[DATASET]:
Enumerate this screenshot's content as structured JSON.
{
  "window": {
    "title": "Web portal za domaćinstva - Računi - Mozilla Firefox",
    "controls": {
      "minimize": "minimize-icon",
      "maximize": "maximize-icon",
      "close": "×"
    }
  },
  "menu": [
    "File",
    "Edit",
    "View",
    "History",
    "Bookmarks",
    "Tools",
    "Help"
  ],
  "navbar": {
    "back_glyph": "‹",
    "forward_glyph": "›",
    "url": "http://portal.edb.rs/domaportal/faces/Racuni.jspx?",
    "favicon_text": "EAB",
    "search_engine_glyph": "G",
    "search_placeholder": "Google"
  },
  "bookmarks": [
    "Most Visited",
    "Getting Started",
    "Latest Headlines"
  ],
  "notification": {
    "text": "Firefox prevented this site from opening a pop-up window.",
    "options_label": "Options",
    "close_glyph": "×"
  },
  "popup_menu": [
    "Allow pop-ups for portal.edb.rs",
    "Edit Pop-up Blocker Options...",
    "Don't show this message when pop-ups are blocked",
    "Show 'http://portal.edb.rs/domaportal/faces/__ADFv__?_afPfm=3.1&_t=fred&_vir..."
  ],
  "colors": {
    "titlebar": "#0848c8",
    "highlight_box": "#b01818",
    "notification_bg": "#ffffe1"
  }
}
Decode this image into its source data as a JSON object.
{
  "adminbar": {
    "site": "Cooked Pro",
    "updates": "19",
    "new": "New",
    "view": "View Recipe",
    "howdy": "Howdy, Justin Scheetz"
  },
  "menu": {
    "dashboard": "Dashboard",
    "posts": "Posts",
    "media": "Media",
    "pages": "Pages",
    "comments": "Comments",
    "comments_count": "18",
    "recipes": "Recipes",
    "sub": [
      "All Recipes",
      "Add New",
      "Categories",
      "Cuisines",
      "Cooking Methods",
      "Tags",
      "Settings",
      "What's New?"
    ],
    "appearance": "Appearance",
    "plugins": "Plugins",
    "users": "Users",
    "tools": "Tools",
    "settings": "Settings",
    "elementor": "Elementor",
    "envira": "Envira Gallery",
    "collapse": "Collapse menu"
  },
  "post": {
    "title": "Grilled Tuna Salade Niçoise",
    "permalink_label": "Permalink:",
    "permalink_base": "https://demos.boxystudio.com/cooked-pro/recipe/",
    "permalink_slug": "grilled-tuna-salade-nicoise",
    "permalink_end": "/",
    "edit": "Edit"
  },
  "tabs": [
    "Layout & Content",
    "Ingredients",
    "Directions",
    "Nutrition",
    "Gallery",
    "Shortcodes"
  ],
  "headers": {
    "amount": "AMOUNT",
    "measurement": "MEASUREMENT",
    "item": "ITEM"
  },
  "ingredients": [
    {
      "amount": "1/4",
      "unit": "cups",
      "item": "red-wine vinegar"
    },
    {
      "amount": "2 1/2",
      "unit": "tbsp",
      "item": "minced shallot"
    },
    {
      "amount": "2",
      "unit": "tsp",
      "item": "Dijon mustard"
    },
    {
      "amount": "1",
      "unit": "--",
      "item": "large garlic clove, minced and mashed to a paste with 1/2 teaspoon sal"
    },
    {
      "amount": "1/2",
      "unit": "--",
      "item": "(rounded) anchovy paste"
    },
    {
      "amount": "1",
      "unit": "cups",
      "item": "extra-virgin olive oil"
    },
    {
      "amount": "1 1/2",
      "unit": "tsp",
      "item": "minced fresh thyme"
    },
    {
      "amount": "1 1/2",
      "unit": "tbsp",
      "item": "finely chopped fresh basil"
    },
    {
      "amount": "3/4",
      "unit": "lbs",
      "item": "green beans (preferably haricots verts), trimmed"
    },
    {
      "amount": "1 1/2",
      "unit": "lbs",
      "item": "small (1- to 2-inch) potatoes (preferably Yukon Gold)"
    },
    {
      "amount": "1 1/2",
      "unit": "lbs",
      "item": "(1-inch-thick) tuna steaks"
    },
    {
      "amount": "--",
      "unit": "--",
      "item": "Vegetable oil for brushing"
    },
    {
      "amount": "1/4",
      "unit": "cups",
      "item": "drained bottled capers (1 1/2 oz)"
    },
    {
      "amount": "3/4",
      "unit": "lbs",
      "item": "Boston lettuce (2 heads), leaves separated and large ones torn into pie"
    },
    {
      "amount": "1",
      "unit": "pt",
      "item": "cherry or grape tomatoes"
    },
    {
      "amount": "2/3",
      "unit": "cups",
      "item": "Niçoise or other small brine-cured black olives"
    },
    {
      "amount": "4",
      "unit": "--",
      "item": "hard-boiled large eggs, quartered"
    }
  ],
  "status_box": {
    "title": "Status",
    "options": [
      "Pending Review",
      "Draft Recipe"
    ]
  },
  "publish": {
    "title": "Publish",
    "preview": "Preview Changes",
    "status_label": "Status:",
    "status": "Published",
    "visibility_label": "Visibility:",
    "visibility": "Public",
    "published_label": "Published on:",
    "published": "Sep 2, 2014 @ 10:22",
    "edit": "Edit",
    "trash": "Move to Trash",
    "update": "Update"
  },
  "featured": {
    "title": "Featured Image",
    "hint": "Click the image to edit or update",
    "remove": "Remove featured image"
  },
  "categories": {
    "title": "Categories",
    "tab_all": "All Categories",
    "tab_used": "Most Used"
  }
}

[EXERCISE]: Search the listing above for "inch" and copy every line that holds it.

[RESPONSE TO THIS TASK]:
      "item": "small (1- to 2-inch) potatoes (preferably Yukon Gold)"
      "item": "(1-inch-thick) tuna steaks"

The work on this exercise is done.